SOURCE DATA:

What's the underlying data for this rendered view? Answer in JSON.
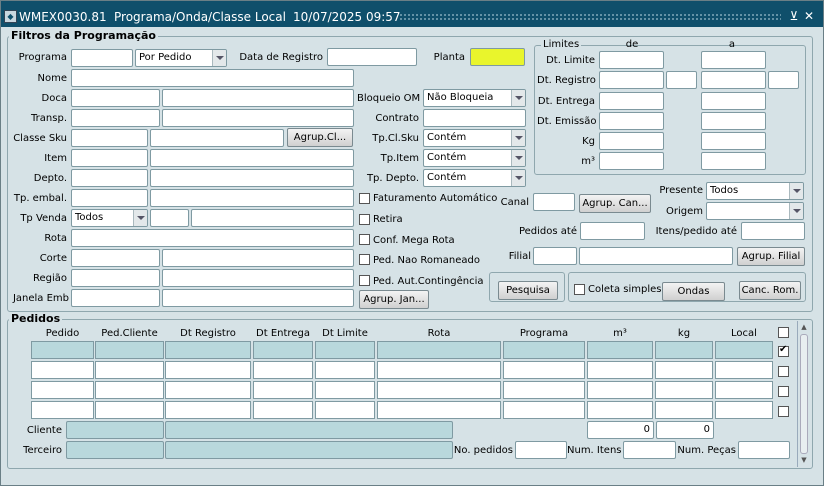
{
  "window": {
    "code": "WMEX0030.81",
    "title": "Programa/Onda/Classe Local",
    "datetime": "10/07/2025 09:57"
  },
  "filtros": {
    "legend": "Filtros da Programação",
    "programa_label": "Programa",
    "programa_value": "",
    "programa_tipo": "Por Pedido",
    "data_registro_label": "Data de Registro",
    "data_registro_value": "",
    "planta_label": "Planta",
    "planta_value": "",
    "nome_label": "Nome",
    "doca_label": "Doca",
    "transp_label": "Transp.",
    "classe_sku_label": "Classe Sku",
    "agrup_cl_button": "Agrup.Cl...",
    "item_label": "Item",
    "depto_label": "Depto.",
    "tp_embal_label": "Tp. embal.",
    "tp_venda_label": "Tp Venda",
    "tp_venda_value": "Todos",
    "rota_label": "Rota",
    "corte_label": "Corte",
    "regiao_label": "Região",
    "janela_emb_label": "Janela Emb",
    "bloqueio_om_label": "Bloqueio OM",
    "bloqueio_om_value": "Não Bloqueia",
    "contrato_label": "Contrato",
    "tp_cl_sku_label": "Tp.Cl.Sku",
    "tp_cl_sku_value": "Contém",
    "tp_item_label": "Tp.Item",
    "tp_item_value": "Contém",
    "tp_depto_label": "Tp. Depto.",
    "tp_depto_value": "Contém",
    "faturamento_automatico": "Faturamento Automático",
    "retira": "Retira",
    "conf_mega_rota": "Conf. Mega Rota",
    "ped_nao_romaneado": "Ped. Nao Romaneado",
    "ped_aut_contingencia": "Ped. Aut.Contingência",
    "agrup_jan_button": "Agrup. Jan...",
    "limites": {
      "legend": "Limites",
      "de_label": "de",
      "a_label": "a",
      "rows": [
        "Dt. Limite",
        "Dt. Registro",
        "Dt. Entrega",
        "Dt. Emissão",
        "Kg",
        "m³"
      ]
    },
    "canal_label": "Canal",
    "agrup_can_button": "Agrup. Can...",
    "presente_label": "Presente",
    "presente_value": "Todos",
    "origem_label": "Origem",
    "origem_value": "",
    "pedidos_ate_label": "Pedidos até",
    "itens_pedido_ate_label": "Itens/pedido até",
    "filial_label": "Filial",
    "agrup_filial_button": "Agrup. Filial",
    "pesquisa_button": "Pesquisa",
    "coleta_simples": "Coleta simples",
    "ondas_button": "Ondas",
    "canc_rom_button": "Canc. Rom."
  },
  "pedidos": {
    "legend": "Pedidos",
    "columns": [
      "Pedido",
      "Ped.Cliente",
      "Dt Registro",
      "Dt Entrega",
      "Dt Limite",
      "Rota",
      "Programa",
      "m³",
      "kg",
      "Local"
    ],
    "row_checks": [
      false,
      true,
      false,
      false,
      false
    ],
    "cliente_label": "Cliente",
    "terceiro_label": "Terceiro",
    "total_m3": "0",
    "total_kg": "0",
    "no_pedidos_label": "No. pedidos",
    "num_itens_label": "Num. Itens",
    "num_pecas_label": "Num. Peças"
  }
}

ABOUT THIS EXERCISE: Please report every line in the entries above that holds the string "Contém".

TASK RESPONSE:
    "tp_cl_sku_value": "Contém",
    "tp_item_value": "Contém",
    "tp_depto_value": "Contém",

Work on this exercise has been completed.